You have to wonder what exactly brought this on? God has repeatedly shown His favor of Moses, performing miracles through him. The most recent rebellion was stopped by the Lord's appearance in the Tabernacle (Numbers 14:10), when a plague struck down the 10 unfaithful spies and God told the whole congregation that they would wander in the wilderness a year for each day of the spying until they were all dead. The rendering reminds me a little of Exodus 18:18, where Moses' father-in-law tells him that what he had taken on was "too heavy for him." But looking into the original language behind this, the charge from Korah is not that Moses is taking too much on himself, but an offense that he's setting himself up as a "rab" - a chief or captain, the root word of "rabbi," meaning "great one, honored sir."
All the men following Korah and all those who offered incense, 250 renowned men, were killed by the Lord in this rebellion. God showed them who had gone too far. Was the offense against Moses and Aaron the reason? Or was the rebellion really against God Himself? The truth is, Moses was the meekest man among them. (Numbers 12:3) He fell down on his face to seek the Lord when the confrontation was made. (Num. 16:4) The situation shows how easily people with a following can twist a situation to cast a leader in a bad light. It wasn't against God, they claimed, but against Moses' hunger for too much power - were not all the congregation holy? But it was Korah who was trying to be the "rab." In contrast, Moses rightly pointed out, "What is Aaron...?" This seems to foreshadow Jesus' words about the religious leaders who opposed Him:

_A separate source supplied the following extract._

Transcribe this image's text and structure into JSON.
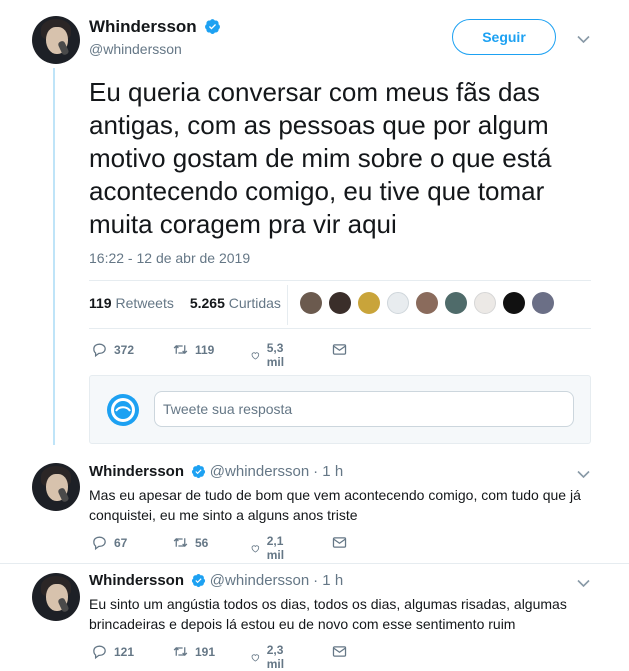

"...they love the place of honor at feasts and the best seats in the synagogues and greetings in the marketplaces and being called rabbi by others. But you are not to be called rabbi, for you have one teacher, and you are all brothers. And call no man your father on earth, for you have one Father, who is in heaven. Neither be called instructors, for you have one instructor, the Christ. The greatest among you shall be your servant. Whoever exalts himself will be humbled, and whoever humbles himself will be exalted." (Matthew 23:6-12)
I get very uneasy when I hear Ps. 105:15/1 Chron 16:22, "touch not mine anointed..." quoted in conjunction with this story. The point here is not (in either case) that the man God makes a chief STAYS a chief, regardless of what he does. Moses does not bark back at Korah and his assembly from his own position of authority, but unmasks the challenge to God's. God reproved kings for Abraham's and Isaac's sakes, (Gen. 12:14-20, 20:1-13, 26:7-11), not because they were so great, but ultimately because of His Anointed, see the point made in Gal. 3:16.

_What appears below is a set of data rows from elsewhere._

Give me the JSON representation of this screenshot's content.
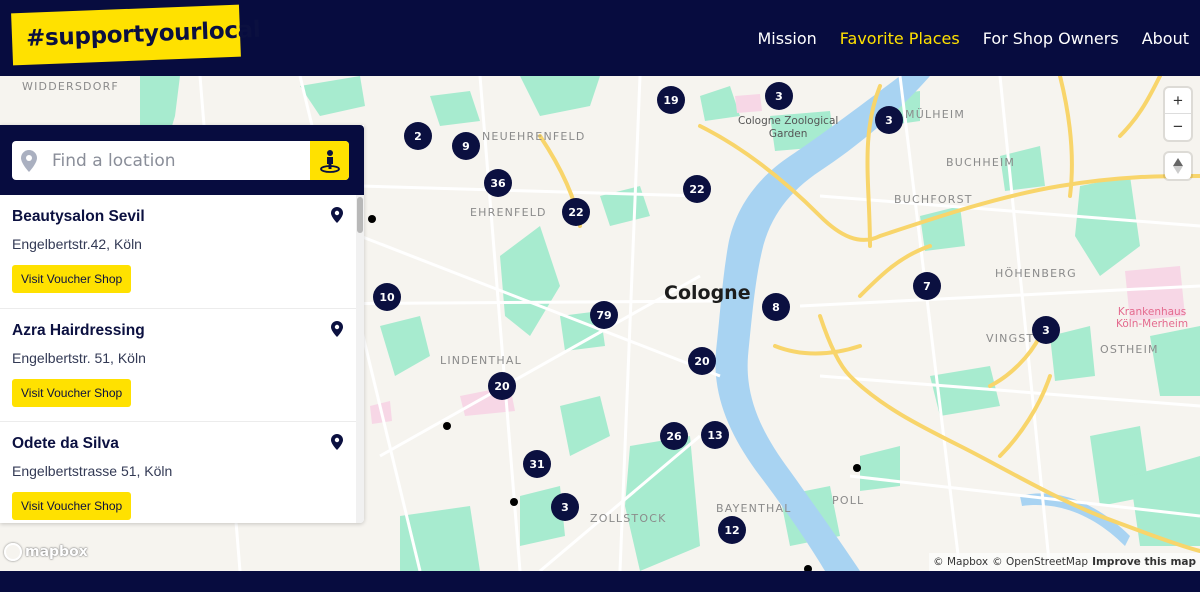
{
  "header": {
    "logo_text": "#supportyourlocal",
    "nav": [
      {
        "label": "Mission",
        "active": false
      },
      {
        "label": "Favorite Places",
        "active": true
      },
      {
        "label": "For Shop Owners",
        "active": false
      },
      {
        "label": "About",
        "active": false
      }
    ]
  },
  "colors": {
    "brand_yellow": "#ffe100",
    "navy": "#070c3f",
    "water": "#a8d3f2",
    "park": "#a7ebcf",
    "road_major": "#f8d56b"
  },
  "search": {
    "placeholder": "Find a location",
    "value": ""
  },
  "shops": [
    {
      "name": "Beautysalon Sevil",
      "address": "Engelbertstr.42, Köln",
      "button": "Visit Voucher Shop"
    },
    {
      "name": "Azra Hairdressing",
      "address": "Engelbertstr. 51, Köln",
      "button": "Visit Voucher Shop"
    },
    {
      "name": "Odete da Silva",
      "address": "Engelbertstrasse 51, Köln",
      "button": "Visit Voucher Shop"
    }
  ],
  "map": {
    "city": "Cologne",
    "districts": [
      "WIDDERSDORF",
      "NEUEHRENFELD",
      "EHRENFELD",
      "LINDENTHAL",
      "ZOLLSTOCK",
      "BAYENTHAL",
      "MÜLHEIM",
      "BUCHHEIM",
      "BUCHFORST",
      "HÖHENBERG",
      "VINGST",
      "OSTHEIM",
      "POLL"
    ],
    "poi": {
      "zoo_line1": "Cologne Zoological",
      "zoo_line2": "Garden",
      "hospital_line1": "Krankenhaus",
      "hospital_line2": "Köln-Merheim"
    },
    "clusters": [
      "19",
      "3",
      "3",
      "2",
      "9",
      "36",
      "22",
      "22",
      "10",
      "79",
      "8",
      "7",
      "3",
      "20",
      "20",
      "26",
      "13",
      "31",
      "3",
      "12"
    ],
    "zoom_in": "+",
    "zoom_out": "−",
    "logo": "mapbox",
    "attribution": {
      "mapbox": "© Mapbox",
      "osm": "© OpenStreetMap",
      "improve": "Improve this map"
    }
  }
}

On the other hand, Abraham, Isaac, Moses and Aaron, though marked out for God's unique service, took humble positions. We can say simultaneously without fear of contradiction that it is both true that God prepared them beforehand for this role (like Moses) and God exalted them because they represented Him to the people in a most appropriate manner. They were lifted up because they made nothing of themselves. (Isa. 40:4, Luke 1:52, James 4:10, 1 Peter 5:1-6)
Once again I can see that my own natural inclination can sometimes be somewhere between James and John and Moses. I need help remembering I am not something, but nothing. Protection from this same kind of self-deception and rebellion. All it takes is one objective look at where I came from to remind me of just how much I have to be humble about.